On Excluding Zionists from Campus Groups


This summer, two Jewish undergraduates at the State University of New York at New Paltz, Cassandra Blotner and Ofek Preis, charged in a complaint to the Department of Education’s Office for Civil Rights that they were expelled from a student group devoted to helping sexual assault survivors because they support Israel, alleging a violation of Title VI of the 1964 Civil Rights Act. Whether or not this case constitutes a Title VI violation, the Alliance for Academic Freedom expresses its deep concern about the incident. The exclusion of students and student groups from campus organizations, projects, and other opportunities because of their support for Israel represents an unconscionable development on North American campuses that deserves greater attention and a more emphatic response from university leadership everywhere.

Discriminating against students on the basis of their views about Israel is becoming increasingly common on college campuses. Most recently, a group of student organizations at the University of California, Berkeley School of Law announced a decision to bar all speakers who support Israel. Pro-Israel students and student groups have been similarly excluded from opportunities at other universities in recent years.

Within limits, student groups have the right to define their own purpose or mission and to articulate political principles they subscribe to. But the exclusion of supporters of Israel from groups concerned with matters like sexual assault, or from whole arenas of university life, is wrong for at least three reasons.

First, although these exclusions may purport to rest on a principled political difference unconnected to religion, ethnicity, or nationality, in practice they amount to the denial of opportunities to Jews and Israelis, the great majority of whom do not wish to—and should not have to—renounce the Jewish state. These policies thus have a disparate effect on Jews, even if Jews are not explicitly targeted. As Berkeley Law dean Erwin Chemerinsky, a leading civil libertarian, explained, “To say that anyone who supports the existence of Israel — that’s what you define as Zionism— shouldn’t speak would exclude about, I don’t know, 90 percent or more of our Jewish students.”

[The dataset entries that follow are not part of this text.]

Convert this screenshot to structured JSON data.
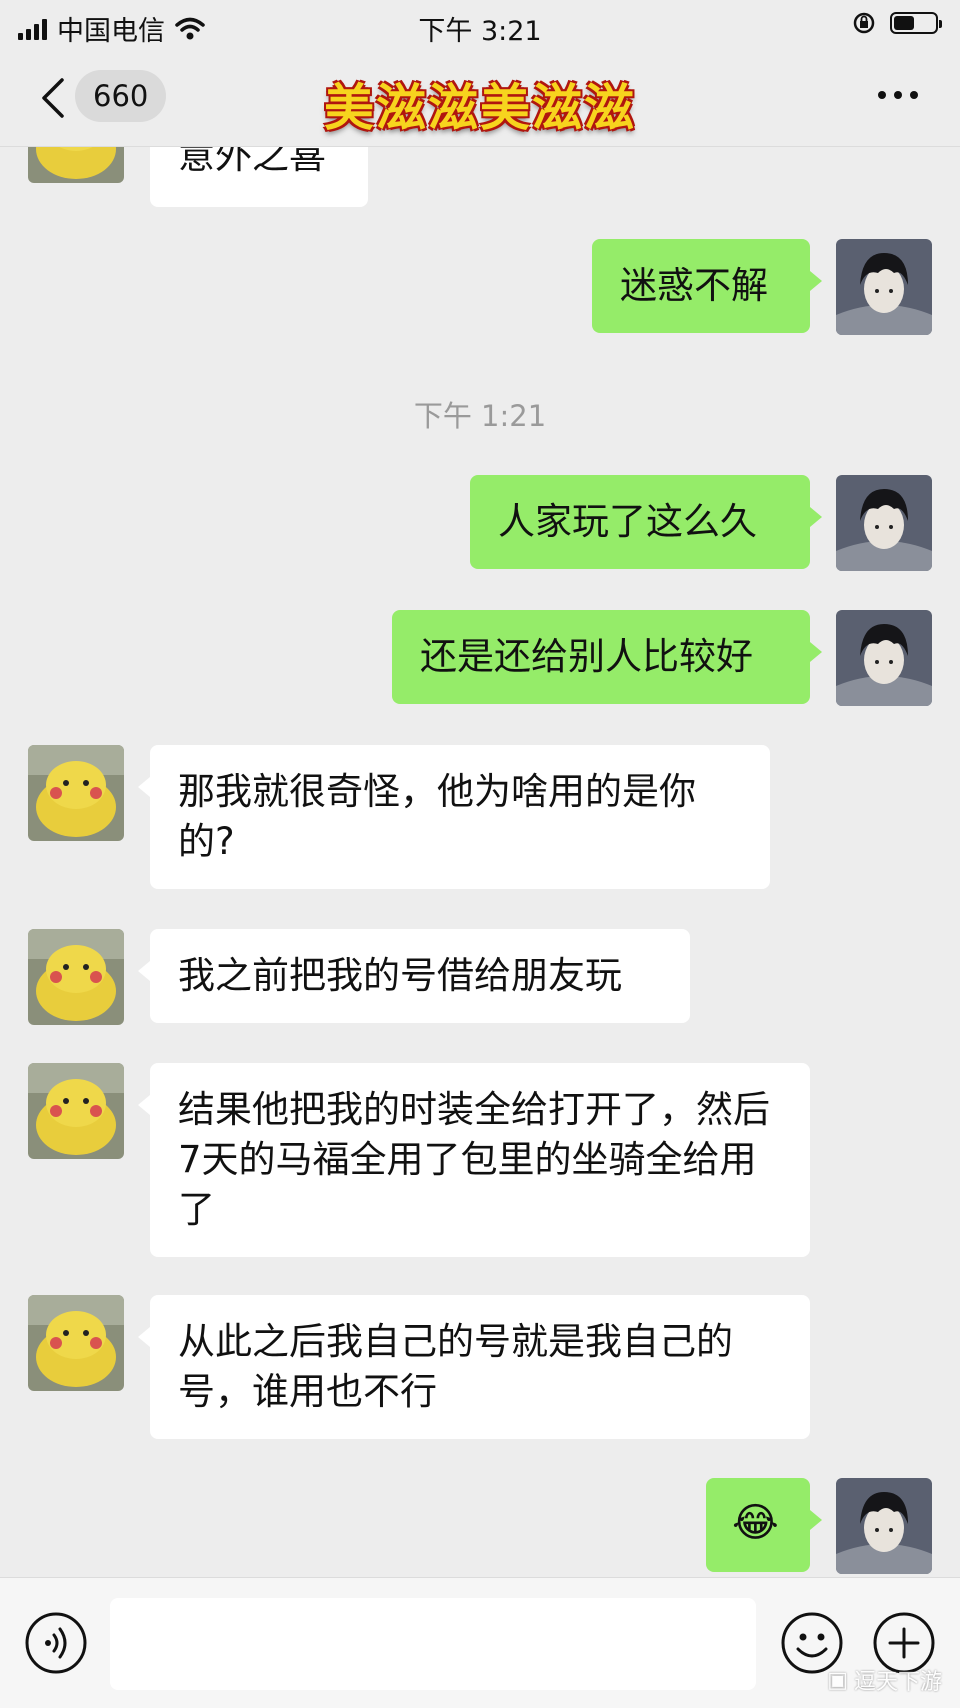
{
  "status": {
    "carrier": "中国电信",
    "time": "下午 3:21"
  },
  "nav": {
    "unread_count": "660",
    "title": "美滋滋美滋滋"
  },
  "messages": [
    {
      "side": "in",
      "text": "意外之喜"
    },
    {
      "side": "out",
      "text": "迷惑不解"
    },
    {
      "type": "time",
      "text": "下午 1:21"
    },
    {
      "side": "out",
      "text": "人家玩了这么久"
    },
    {
      "side": "out",
      "text": "还是还给别人比较好"
    },
    {
      "side": "in",
      "text": "那我就很奇怪，他为啥用的是你的?"
    },
    {
      "side": "in",
      "text": "我之前把我的号借给朋友玩"
    },
    {
      "side": "in",
      "text": "结果他把我的时装全给打开了，然后7天的马福全用了包里的坐骑全给用了"
    },
    {
      "side": "in",
      "text": "从此之后我自己的号就是我自己的号，谁用也不行"
    },
    {
      "side": "out",
      "text": "😂"
    }
  ],
  "input": {
    "value": ""
  },
  "watermark": "逗天下游"
}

Second, the groups and causes from which Israel supporters are barred often have nothing to do with Israel, likely making any consideration of Zionism in such contexts irrelevant. A student organization devoted to sexual assault, or any other such issue, must, on moral and ethical grounds, welcome members regardless of their views about the Middle East.

Third, the argument for excluding Zionists from avowedly progressive organizations, institutions, or alliances amounts to denying the liberal (or progressive) core of Zionism. Modern Zionism emerged and developed in the late 19th and early 20th centuries from ideas of universal human rights, equality of all peoples, and self-determination. Certainly, most North American students who support Israel do not consider Zionism and progressivism to be incompatible. That some people today espouse different and narrow definitions of Zionism and progressivism that place those philosophies in conflict should not be allowed to deny Jews’ or Zionists’ own understandings of their political commitments and values.

For all these reasons, we urge university leaders to speak out against barring supporters of Israel from full participation in campus life, on the same terms as anyone else.

The SUNY New Paltz case also raises another concern about academic freedom. According to the students’ complaint, their expulsion from the sexual-assault group was compounded by a campaign of harassment and threats, including a death threat. Academic freedom requires the toleration of robust argument, even of the kind that can cause offense. But when threats become so pervasive and persistent as to instill well-grounded fear for individuals’ physical safety, it can infringe on the academic freedom of the persecuted. Academic freedom includes the right of students to learn, free of threats.

Finally, it is worth reiterating that the hounding of individuals online, including the issuance of violent threats, is always unacceptable. In August, Carson Elm-Picard, a staffer at a University of North Carolina student newspaper, withdrew an opinion piece he had written assailing UNC students who study in Israel after, he claimed, his mother received “hateful messages” and he feared for her well-being. While the paper’s editor-in-chief was within his rights to critique Elm-Picard’s piece—a legitimate form of counter speech—harassment of the author or his family deserves unequivocal condemnation. A greater understanding of the complexities of the Israeli-Palestinian conflict will only be achieved if contending perspectives are debated freely, rationally, and civilly, without fear of either physical harm or official punishment.